[Directions]: Omitting all pictures, retype the entries below exactly as given.

[Supplied material]:
──────────────────────────────

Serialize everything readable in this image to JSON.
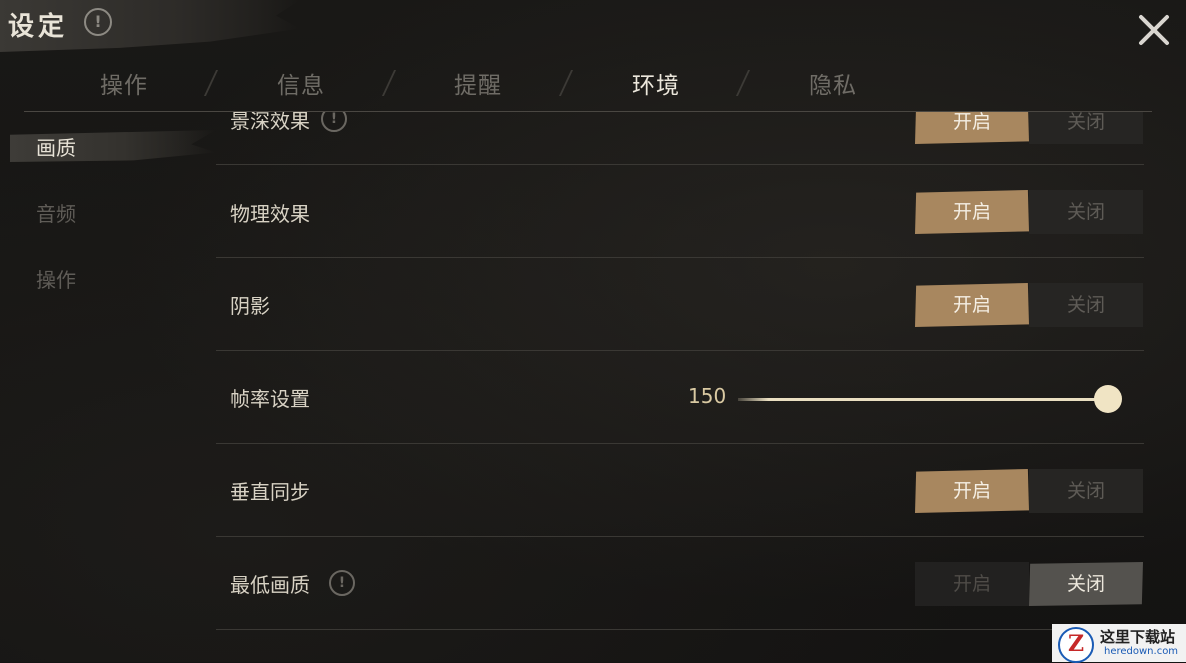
{
  "header": {
    "title": "设定",
    "info_glyph": "!",
    "close_glyph": "✕"
  },
  "tabs": [
    {
      "label": "操作",
      "active": false
    },
    {
      "label": "信息",
      "active": false
    },
    {
      "label": "提醒",
      "active": false
    },
    {
      "label": "环境",
      "active": true
    },
    {
      "label": "隐私",
      "active": false
    }
  ],
  "sidebar": {
    "items": [
      {
        "label": "画质",
        "active": true
      },
      {
        "label": "音频",
        "active": false
      },
      {
        "label": "操作",
        "active": false
      }
    ]
  },
  "settings": {
    "depth_of_field": {
      "label": "景深效果",
      "on_label": "开启",
      "off_label": "关闭",
      "value": "on"
    },
    "physics": {
      "label": "物理效果",
      "on_label": "开启",
      "off_label": "关闭",
      "value": "on"
    },
    "shadow": {
      "label": "阴影",
      "on_label": "开启",
      "off_label": "关闭",
      "value": "on"
    },
    "frame_rate": {
      "label": "帧率设置",
      "value": "150",
      "level": 1.0
    },
    "vsync": {
      "label": "垂直同步",
      "on_label": "开启",
      "off_label": "关闭",
      "value": "on"
    },
    "lowest_quality": {
      "label": "最低画质",
      "on_label": "开启",
      "off_label": "关闭",
      "value": "off"
    }
  },
  "watermark": {
    "logo": "Z",
    "name": "这里下载站",
    "url": "heredown.com"
  },
  "colors": {
    "accent": "#a8875f",
    "text": "#d8d2c4",
    "background": "#151413"
  },
  "icons": {
    "close": "close-icon",
    "info": "info-icon"
  }
}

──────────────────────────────

[Answer for the task]:
Serialize everything readable in this image to JSON.
{
  "header": {
    "title": "设定",
    "info_glyph": "!",
    "close_glyph": "✕"
  },
  "tabs": [
    {
      "label": "操作",
      "active": false
    },
    {
      "label": "信息",
      "active": false
    },
    {
      "label": "提醒",
      "active": false
    },
    {
      "label": "环境",
      "active": true
    },
    {
      "label": "隐私",
      "active": false
    }
  ],
  "sidebar": {
    "items": [
      {
        "label": "画质",
        "active": true
      },
      {
        "label": "音频",
        "active": false
      },
      {
        "label": "操作",
        "active": false
      }
    ]
  },
  "settings": {
    "depth_of_field": {
      "label": "景深效果",
      "on_label": "开启",
      "off_label": "关闭",
      "value": "on"
    },
    "physics": {
      "label": "物理效果",
      "on_label": "开启",
      "off_label": "关闭",
      "value": "on"
    },
    "shadow": {
      "label": "阴影",
      "on_label": "开启",
      "off_label": "关闭",
      "value": "on"
    },
    "frame_rate": {
      "label": "帧率设置",
      "value": "150",
      "level": 1.0
    },
    "vsync": {
      "label": "垂直同步",
      "on_label": "开启",
      "off_label": "关闭",
      "value": "on"
    },
    "lowest_quality": {
      "label": "最低画质",
      "on_label": "开启",
      "off_label": "关闭",
      "value": "off"
    }
  },
  "watermark": {
    "logo": "Z",
    "name": "这里下载站",
    "url": "heredown.com"
  },
  "colors": {
    "accent": "#a8875f",
    "text": "#d8d2c4",
    "background": "#151413"
  },
  "icons": {
    "close": "close-icon",
    "info": "info-icon"
  }
}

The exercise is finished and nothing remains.